(DATASET ENTRIES begins)
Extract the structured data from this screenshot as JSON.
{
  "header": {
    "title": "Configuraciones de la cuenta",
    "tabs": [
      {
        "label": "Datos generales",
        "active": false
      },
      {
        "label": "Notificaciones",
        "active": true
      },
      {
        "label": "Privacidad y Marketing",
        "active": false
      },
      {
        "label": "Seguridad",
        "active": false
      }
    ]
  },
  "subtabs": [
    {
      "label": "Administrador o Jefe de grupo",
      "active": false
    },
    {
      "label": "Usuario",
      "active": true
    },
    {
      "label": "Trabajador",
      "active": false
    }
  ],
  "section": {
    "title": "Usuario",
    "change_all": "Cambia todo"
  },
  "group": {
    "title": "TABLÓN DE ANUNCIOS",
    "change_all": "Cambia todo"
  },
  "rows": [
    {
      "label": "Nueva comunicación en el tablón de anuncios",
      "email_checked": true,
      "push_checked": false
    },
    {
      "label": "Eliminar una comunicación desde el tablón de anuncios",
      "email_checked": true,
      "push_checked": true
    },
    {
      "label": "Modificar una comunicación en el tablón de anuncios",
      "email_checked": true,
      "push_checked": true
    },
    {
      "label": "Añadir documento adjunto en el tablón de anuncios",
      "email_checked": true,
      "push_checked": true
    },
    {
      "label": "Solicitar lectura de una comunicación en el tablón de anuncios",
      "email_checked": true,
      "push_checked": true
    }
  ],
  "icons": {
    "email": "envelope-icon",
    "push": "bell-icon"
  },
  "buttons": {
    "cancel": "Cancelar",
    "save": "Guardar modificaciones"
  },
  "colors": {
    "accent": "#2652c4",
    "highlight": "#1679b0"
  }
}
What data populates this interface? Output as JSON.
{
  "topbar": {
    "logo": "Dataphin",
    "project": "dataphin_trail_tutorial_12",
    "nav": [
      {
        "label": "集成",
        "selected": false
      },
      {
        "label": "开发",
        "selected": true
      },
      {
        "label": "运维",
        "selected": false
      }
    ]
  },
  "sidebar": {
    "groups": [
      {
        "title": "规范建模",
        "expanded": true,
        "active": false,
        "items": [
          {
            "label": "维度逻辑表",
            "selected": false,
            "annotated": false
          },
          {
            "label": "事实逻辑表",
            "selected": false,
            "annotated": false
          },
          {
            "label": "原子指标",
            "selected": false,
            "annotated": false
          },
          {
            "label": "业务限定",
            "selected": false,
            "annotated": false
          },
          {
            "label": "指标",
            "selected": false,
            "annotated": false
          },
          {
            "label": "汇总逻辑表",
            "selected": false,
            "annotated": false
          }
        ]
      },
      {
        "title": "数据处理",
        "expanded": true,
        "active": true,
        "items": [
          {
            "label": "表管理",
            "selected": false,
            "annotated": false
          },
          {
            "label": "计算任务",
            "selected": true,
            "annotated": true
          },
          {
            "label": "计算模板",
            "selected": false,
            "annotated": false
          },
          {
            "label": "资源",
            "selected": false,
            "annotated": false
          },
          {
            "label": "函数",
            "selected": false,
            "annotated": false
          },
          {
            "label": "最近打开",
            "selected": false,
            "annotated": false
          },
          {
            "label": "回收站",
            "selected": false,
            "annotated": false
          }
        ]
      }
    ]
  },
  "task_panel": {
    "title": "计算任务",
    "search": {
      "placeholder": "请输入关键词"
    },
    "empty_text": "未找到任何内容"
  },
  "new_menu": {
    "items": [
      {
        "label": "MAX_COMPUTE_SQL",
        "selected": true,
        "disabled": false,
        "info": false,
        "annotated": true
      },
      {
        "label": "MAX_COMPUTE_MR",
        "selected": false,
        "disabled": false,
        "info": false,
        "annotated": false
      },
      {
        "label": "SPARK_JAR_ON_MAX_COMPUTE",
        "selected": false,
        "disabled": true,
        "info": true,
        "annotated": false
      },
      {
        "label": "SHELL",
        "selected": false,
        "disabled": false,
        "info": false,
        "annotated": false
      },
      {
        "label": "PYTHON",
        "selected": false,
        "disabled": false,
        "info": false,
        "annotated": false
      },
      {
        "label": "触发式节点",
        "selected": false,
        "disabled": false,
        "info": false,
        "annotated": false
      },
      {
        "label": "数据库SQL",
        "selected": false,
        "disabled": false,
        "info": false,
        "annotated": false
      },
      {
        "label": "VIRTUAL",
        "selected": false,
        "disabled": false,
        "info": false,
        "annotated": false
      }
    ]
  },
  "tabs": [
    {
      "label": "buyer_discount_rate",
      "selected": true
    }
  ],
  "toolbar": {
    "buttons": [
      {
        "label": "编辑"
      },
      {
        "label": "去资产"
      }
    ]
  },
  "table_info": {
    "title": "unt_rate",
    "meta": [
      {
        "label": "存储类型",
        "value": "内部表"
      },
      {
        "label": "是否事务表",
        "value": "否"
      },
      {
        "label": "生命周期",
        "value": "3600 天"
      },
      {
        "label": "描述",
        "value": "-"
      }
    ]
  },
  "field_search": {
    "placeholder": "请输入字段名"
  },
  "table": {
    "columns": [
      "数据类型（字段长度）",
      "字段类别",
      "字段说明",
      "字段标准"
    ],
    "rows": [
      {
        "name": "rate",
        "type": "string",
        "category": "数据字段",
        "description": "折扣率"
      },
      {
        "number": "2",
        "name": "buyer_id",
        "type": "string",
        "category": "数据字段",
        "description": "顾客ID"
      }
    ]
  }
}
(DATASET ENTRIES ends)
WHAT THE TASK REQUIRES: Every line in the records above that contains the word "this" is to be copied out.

FINAL ANSWER:
Extract the structured data from this screenshot as JSON.
What data populates this interface? Output as JSON.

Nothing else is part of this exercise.